Among the lines below, return each one that contains the word "badge".

____

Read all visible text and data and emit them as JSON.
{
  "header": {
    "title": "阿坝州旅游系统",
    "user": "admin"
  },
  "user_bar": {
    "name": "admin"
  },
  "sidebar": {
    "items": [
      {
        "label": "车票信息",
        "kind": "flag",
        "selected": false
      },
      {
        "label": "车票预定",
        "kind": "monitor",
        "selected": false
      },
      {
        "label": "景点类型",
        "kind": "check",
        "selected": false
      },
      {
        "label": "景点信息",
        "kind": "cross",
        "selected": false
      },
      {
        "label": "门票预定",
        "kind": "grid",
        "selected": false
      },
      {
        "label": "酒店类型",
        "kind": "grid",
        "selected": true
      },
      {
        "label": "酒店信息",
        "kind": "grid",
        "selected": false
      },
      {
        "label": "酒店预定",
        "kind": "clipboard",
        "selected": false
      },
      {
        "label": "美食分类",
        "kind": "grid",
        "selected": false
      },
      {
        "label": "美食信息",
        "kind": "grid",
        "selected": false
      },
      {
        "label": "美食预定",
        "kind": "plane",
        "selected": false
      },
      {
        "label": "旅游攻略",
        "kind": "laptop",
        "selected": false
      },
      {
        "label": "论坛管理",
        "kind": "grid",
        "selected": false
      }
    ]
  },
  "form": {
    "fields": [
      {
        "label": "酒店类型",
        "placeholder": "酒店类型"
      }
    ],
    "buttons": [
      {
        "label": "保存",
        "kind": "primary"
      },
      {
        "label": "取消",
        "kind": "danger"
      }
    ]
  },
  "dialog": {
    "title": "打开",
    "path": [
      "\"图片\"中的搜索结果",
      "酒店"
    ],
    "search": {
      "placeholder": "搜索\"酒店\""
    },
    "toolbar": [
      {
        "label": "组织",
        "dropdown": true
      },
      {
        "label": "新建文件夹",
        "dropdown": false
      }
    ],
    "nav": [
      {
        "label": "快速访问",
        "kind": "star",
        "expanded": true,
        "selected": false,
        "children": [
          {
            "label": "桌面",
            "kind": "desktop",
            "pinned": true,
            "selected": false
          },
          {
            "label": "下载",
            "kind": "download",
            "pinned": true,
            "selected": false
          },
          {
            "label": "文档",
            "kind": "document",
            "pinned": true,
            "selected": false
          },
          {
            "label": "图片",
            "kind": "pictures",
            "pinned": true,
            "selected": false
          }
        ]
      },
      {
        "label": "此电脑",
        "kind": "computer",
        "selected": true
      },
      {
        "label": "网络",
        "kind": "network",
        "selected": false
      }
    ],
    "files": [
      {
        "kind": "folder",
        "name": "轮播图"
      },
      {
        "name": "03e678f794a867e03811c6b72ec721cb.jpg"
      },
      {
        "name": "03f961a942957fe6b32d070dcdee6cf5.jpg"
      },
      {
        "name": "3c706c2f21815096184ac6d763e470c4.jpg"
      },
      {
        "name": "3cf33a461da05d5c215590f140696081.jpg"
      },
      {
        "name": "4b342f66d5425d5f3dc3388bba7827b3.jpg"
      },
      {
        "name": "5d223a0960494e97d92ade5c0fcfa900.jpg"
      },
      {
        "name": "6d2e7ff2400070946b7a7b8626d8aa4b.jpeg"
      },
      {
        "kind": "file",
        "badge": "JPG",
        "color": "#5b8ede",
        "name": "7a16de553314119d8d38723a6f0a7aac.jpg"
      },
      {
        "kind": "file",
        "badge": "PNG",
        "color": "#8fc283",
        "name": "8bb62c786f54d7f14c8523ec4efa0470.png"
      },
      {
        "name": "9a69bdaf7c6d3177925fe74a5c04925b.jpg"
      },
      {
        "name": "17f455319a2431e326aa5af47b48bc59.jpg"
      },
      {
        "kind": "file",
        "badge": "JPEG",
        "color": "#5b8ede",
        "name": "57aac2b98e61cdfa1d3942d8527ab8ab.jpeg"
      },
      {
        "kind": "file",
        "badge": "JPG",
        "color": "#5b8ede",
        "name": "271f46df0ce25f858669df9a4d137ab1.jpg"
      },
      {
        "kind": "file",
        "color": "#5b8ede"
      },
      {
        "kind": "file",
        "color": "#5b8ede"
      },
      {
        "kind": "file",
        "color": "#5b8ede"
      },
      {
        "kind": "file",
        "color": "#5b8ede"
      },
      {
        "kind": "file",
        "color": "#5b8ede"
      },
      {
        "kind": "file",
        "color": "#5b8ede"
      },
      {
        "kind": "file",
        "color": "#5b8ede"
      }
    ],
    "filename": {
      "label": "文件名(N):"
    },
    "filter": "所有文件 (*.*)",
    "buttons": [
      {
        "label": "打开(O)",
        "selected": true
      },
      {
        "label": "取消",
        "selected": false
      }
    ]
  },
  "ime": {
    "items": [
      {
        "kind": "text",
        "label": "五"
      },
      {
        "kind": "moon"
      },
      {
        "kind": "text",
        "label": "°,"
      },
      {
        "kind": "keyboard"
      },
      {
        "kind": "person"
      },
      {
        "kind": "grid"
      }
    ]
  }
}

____

#### COMPLETED EXERCISE
        "badge": "JPG",
        "badge": "PNG",
        "badge": "JPEG",
        "badge": "JPG",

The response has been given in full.